Oh, and then there’s the whole nationwide zombie invasion thing. Patrick and Matt recently launched a project of epic proportions called Nation Undead, a national web-based community film project that invites aspiring filmmakers from across the United States to contribute short films utilizing the given circumstances of the Nation Undead narrative. The website provides an incredible combination of crowd-sourcing, social networking, and practical resources for and by independent filmmakers — everything from background information on the Nation Undead universe to props and set dressings.
The goal of the Nation Undead project: to effectively build a nationwide community of filmmakers, while at the same time creating a nationwide film event with a high degree of continuity and professionalism such immense crowd-sourcing undertakings usually lack. Screenwriters from Florida may upload their scripts intended to be shot on location in Alaska; a musician in Texas can upload her composition to underscore action shots filmed in New York, California and Hawaii.

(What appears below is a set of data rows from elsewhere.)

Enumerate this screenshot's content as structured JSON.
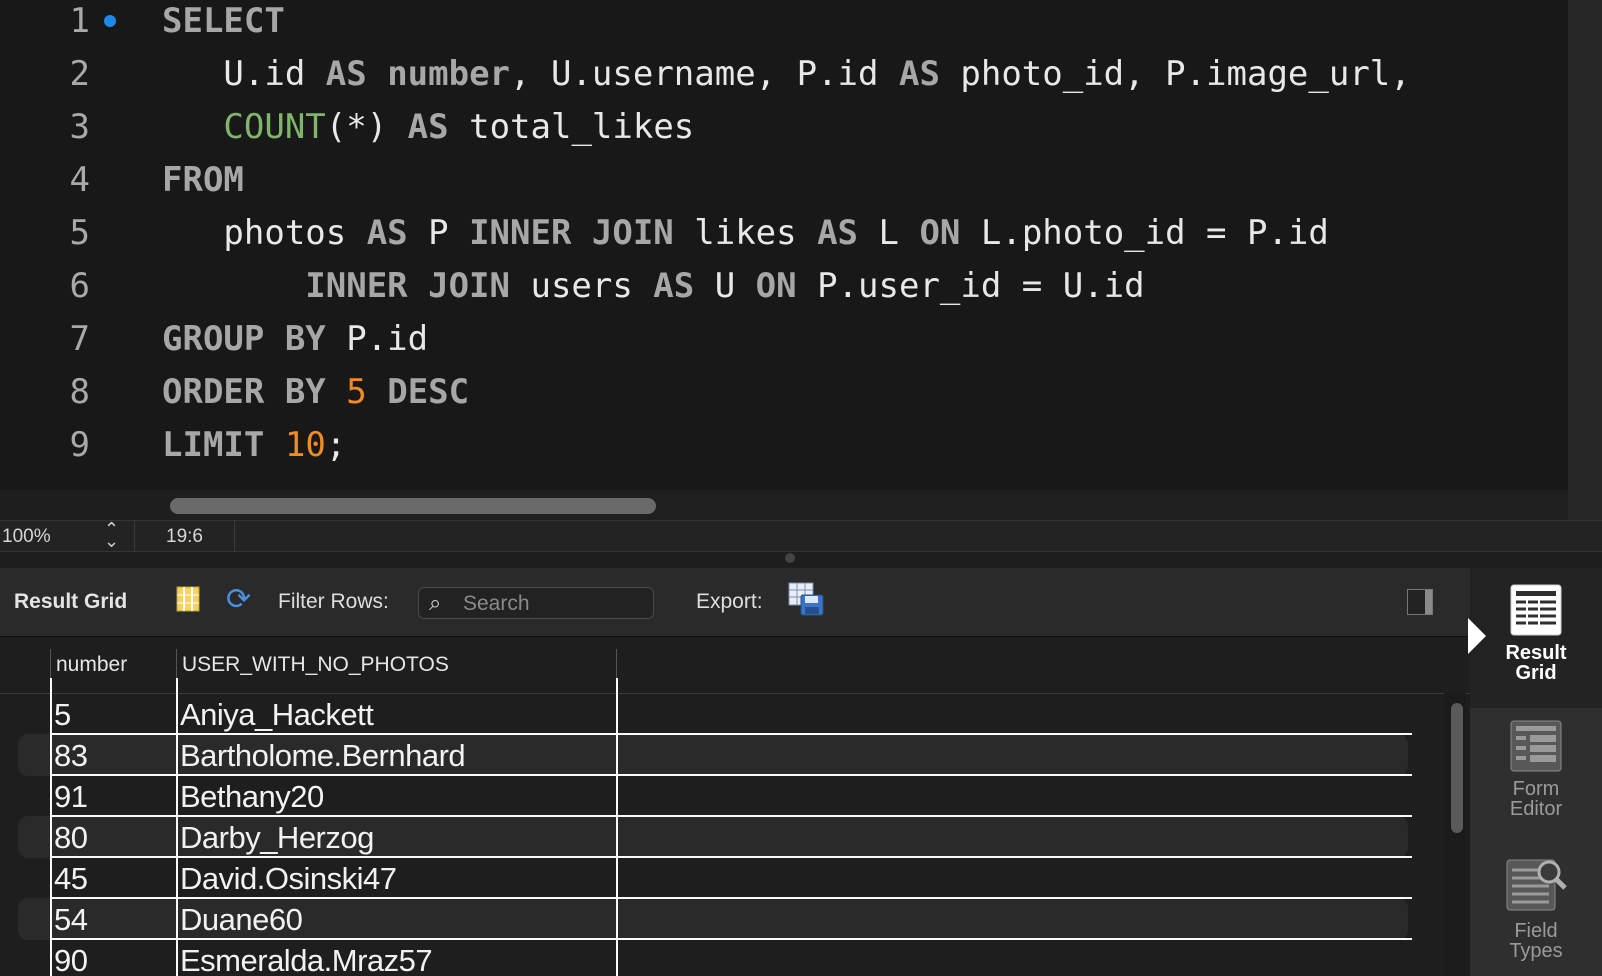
{
  "editor": {
    "line_numbers": [
      "1",
      "2",
      "3",
      "4",
      "5",
      "6",
      "7",
      "8",
      "9"
    ],
    "lines": [
      [
        {
          "t": "SELECT",
          "c": "kw"
        }
      ],
      [
        {
          "t": "   U.id "
        },
        {
          "t": "AS",
          "c": "kw"
        },
        {
          "t": " "
        },
        {
          "t": "number",
          "c": "kw"
        },
        {
          "t": ", U.username, P.id "
        },
        {
          "t": "AS",
          "c": "kw"
        },
        {
          "t": " photo_id, P.image_url,"
        }
      ],
      [
        {
          "t": "   "
        },
        {
          "t": "COUNT",
          "c": "fn"
        },
        {
          "t": "(*) "
        },
        {
          "t": "AS",
          "c": "kw"
        },
        {
          "t": " total_likes"
        }
      ],
      [
        {
          "t": "FROM",
          "c": "kw"
        }
      ],
      [
        {
          "t": "   photos "
        },
        {
          "t": "AS",
          "c": "kw"
        },
        {
          "t": " P "
        },
        {
          "t": "INNER JOIN",
          "c": "kw"
        },
        {
          "t": " likes "
        },
        {
          "t": "AS",
          "c": "kw"
        },
        {
          "t": " L "
        },
        {
          "t": "ON",
          "c": "kw"
        },
        {
          "t": " L.photo_id = P.id"
        }
      ],
      [
        {
          "t": "       "
        },
        {
          "t": "INNER JOIN",
          "c": "kw"
        },
        {
          "t": " users "
        },
        {
          "t": "AS",
          "c": "kw"
        },
        {
          "t": " U "
        },
        {
          "t": "ON",
          "c": "kw"
        },
        {
          "t": " P.user_id = U.id"
        }
      ],
      [
        {
          "t": "GROUP BY",
          "c": "kw"
        },
        {
          "t": " P.id"
        }
      ],
      [
        {
          "t": "ORDER BY",
          "c": "kw"
        },
        {
          "t": " "
        },
        {
          "t": "5",
          "c": "num"
        },
        {
          "t": " "
        },
        {
          "t": "DESC",
          "c": "kw"
        }
      ],
      [
        {
          "t": "LIMIT",
          "c": "kw"
        },
        {
          "t": " "
        },
        {
          "t": "10",
          "c": "num"
        },
        {
          "t": ";"
        }
      ]
    ]
  },
  "statusbar": {
    "zoom": "100%",
    "cursor_position": "19:6"
  },
  "toolbar": {
    "title": "Result Grid",
    "filter_label": "Filter Rows:",
    "search_placeholder": "Search",
    "export_label": "Export:"
  },
  "grid": {
    "columns": [
      "number",
      "USER_WITH_NO_PHOTOS"
    ],
    "rows": [
      [
        "5",
        "Aniya_Hackett"
      ],
      [
        "83",
        "Bartholome.Bernhard"
      ],
      [
        "91",
        "Bethany20"
      ],
      [
        "80",
        "Darby_Herzog"
      ],
      [
        "45",
        "David.Osinski47"
      ],
      [
        "54",
        "Duane60"
      ],
      [
        "90",
        "Esmeralda.Mraz57"
      ]
    ]
  },
  "sidepanel": {
    "items": [
      {
        "label_1": "Result",
        "label_2": "Grid",
        "active": true
      },
      {
        "label_1": "Form",
        "label_2": "Editor",
        "active": false
      },
      {
        "label_1": "Field",
        "label_2": "Types",
        "active": false
      }
    ]
  },
  "colors": {
    "keyword": "#a7a7a7",
    "function": "#7fb46a",
    "number_literal": "#f28b24",
    "breakpoint": "#1e88e5",
    "refresh_icon": "#4a8fe0"
  }
}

“I wanted to do it to fulfill a need felt by an already existent base [of filmmakers],” Patrick says, “The base is out there, it just hasn’t yet been tapped.” And, so far, the Nation Undead plan is working. Patrick and Matt, along with the rest of the Nation Undead team (with some production help from Eric and Erika), are well on their way to facilitating a project of epic proportions. Stay tuned.
While the “Birthmarked” team was bustling away on these other projects, the folks at 48 Hour Film Project national bureau entered their film into Cannes’ Short Film Corner as one of the top twenty 48-hour films of 2008. “When I got the email saying that we were being considered for Cannes, we couldn’t believe it,” Matt explains, and his teammates nod in agreement. They all still have the dazed and happy look of hard workers who haven’t had time to digest the fruit of their labors.

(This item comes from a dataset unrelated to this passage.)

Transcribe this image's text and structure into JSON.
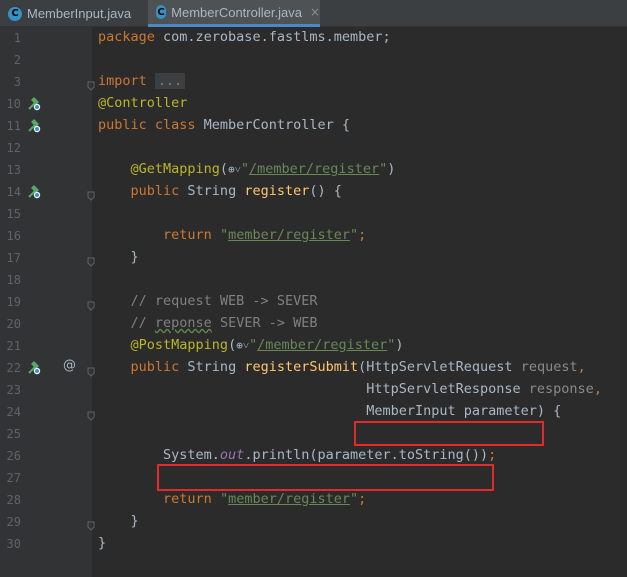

“There was a lot of screaming when they finally got back to us.” The filmmakers say it’s gratifying to see all that hard work start to pay off, but they’re not done yet. They’re planning to enter 48-Hour Film Project’s competition again this year. So, look out, America — it’s an invasion by the Nation Undead, and there will be no survivors.
These filmmakers’ 2008 48-Hour Film Project winner, “Birthmarked for Death,” screened at the Cannes Film Festival in mid-May. You can visit the film’s website to keep track of present and upcoming showings of this short film, as well as the group’s many other projects.
Maggie Sandford is a Twin Cities-based writer and performer with roots in Seattle and New York. She writes essays, travel journalism, fiction, humor, poetry, and film, with a particular interest in the relationship between art and science. Her work has been featured at ComedyCentral.com, NYTimes.com, OnlineAdventure.com, and on National Public Radio.